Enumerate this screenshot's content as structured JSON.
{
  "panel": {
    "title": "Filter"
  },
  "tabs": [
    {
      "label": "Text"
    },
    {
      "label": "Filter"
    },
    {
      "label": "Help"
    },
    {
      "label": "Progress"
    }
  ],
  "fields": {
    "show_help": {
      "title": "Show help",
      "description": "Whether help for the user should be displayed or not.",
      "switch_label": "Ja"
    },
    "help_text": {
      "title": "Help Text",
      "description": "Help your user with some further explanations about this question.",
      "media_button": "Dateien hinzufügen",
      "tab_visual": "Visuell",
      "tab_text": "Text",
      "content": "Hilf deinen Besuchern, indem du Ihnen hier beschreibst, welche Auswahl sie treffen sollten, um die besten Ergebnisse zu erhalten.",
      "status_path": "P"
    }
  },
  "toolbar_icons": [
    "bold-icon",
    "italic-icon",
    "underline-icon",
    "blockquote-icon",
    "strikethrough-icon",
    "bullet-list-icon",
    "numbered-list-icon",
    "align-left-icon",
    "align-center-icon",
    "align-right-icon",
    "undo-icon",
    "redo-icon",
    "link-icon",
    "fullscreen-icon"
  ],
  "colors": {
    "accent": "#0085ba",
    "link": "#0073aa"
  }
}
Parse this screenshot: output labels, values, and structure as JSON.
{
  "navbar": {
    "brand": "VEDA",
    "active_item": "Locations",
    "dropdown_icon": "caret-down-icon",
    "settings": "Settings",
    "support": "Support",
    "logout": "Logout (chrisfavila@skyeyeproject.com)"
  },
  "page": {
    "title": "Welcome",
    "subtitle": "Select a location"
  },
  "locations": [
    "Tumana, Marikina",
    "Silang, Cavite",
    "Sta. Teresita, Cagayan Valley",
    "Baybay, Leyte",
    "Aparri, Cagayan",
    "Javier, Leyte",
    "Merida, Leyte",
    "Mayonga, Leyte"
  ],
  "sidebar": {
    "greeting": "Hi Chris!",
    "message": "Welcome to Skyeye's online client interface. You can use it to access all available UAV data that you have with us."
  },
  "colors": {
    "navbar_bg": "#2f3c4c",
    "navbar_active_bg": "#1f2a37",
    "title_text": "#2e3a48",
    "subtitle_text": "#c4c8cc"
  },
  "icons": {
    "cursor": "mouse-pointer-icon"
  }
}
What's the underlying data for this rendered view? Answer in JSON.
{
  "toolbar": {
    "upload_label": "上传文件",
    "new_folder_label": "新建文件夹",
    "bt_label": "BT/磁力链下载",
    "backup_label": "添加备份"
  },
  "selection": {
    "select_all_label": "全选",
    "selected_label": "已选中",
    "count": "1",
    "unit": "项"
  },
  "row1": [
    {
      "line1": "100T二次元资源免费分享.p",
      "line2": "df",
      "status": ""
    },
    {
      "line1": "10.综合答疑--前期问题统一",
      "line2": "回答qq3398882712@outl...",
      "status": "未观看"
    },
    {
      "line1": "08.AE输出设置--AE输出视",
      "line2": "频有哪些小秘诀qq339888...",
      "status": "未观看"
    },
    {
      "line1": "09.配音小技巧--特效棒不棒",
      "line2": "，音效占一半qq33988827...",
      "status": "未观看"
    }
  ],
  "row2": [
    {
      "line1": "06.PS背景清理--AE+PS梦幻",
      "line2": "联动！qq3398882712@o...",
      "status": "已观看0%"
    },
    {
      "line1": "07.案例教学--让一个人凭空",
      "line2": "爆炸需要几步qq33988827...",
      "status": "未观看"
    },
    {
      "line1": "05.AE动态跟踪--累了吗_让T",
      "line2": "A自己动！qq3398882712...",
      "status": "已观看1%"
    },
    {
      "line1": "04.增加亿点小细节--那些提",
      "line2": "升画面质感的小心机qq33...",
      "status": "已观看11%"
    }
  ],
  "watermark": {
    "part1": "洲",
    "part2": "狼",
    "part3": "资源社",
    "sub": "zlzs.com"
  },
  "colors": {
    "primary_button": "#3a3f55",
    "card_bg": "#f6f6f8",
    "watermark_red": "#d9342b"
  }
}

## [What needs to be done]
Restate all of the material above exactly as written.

## [Reply to the task]
Enumerate this screenshot's content as structured JSON.
{
  "panel": {
    "title": "Filter"
  },
  "tabs": [
    {
      "label": "Text"
    },
    {
      "label": "Filter"
    },
    {
      "label": "Help"
    },
    {
      "label": "Progress"
    }
  ],
  "fields": {
    "show_help": {
      "title": "Show help",
      "description": "Whether help for the user should be displayed or not.",
      "switch_label": "Ja"
    },
    "help_text": {
      "title": "Help Text",
      "description": "Help your user with some further explanations about this question.",
      "media_button": "Dateien hinzufügen",
      "tab_visual": "Visuell",
      "tab_text": "Text",
      "content": "Hilf deinen Besuchern, indem du Ihnen hier beschreibst, welche Auswahl sie treffen sollten, um die besten Ergebnisse zu erhalten.",
      "status_path": "P"
    }
  },
  "toolbar_icons": [
    "bold-icon",
    "italic-icon",
    "underline-icon",
    "blockquote-icon",
    "strikethrough-icon",
    "bullet-list-icon",
    "numbered-list-icon",
    "align-left-icon",
    "align-center-icon",
    "align-right-icon",
    "undo-icon",
    "redo-icon",
    "link-icon",
    "fullscreen-icon"
  ],
  "colors": {
    "accent": "#0085ba",
    "link": "#0073aa"
  }
}
Parse this screenshot: output labels, values, and structure as JSON.
{
  "navbar": {
    "brand": "VEDA",
    "active_item": "Locations",
    "dropdown_icon": "caret-down-icon",
    "settings": "Settings",
    "support": "Support",
    "logout": "Logout (chrisfavila@skyeyeproject.com)"
  },
  "page": {
    "title": "Welcome",
    "subtitle": "Select a location"
  },
  "locations": [
    "Tumana, Marikina",
    "Silang, Cavite",
    "Sta. Teresita, Cagayan Valley",
    "Baybay, Leyte",
    "Aparri, Cagayan",
    "Javier, Leyte",
    "Merida, Leyte",
    "Mayonga, Leyte"
  ],
  "sidebar": {
    "greeting": "Hi Chris!",
    "message": "Welcome to Skyeye's online client interface. You can use it to access all available UAV data that you have with us."
  },
  "colors": {
    "navbar_bg": "#2f3c4c",
    "navbar_active_bg": "#1f2a37",
    "title_text": "#2e3a48",
    "subtitle_text": "#c4c8cc"
  },
  "icons": {
    "cursor": "mouse-pointer-icon"
  }
}
What's the underlying data for this rendered view? Answer in JSON.
{
  "toolbar": {
    "upload_label": "上传文件",
    "new_folder_label": "新建文件夹",
    "bt_label": "BT/磁力链下载",
    "backup_label": "添加备份"
  },
  "selection": {
    "select_all_label": "全选",
    "selected_label": "已选中",
    "count": "1",
    "unit": "项"
  },
  "row1": [
    {
      "line1": "100T二次元资源免费分享.p",
      "line2": "df",
      "status": ""
    },
    {
      "line1": "10.综合答疑--前期问题统一",
      "line2": "回答qq3398882712@outl...",
      "status": "未观看"
    },
    {
      "line1": "08.AE输出设置--AE输出视",
      "line2": "频有哪些小秘诀qq339888...",
      "status": "未观看"
    },
    {
      "line1": "09.配音小技巧--特效棒不棒",
      "line2": "，音效占一半qq33988827...",
      "status": "未观看"
    }
  ],
  "row2": [
    {
      "line1": "06.PS背景清理--AE+PS梦幻",
      "line2": "联动！qq3398882712@o...",
      "status": "已观看0%"
    },
    {
      "line1": "07.案例教学--让一个人凭空",
      "line2": "爆炸需要几步qq33988827...",
      "status": "未观看"
    },
    {
      "line1": "05.AE动态跟踪--累了吗_让T",
      "line2": "A自己动！qq3398882712...",
      "status": "已观看1%"
    },
    {
      "line1": "04.增加亿点小细节--那些提",
      "line2": "升画面质感的小心机qq33...",
      "status": "已观看11%"
    }
  ],
  "watermark": {
    "part1": "洲",
    "part2": "狼",
    "part3": "资源社",
    "sub": "zlzs.com"
  },
  "colors": {
    "primary_button": "#3a3f55",
    "card_bg": "#f6f6f8",
    "watermark_red": "#d9342b"
  }
}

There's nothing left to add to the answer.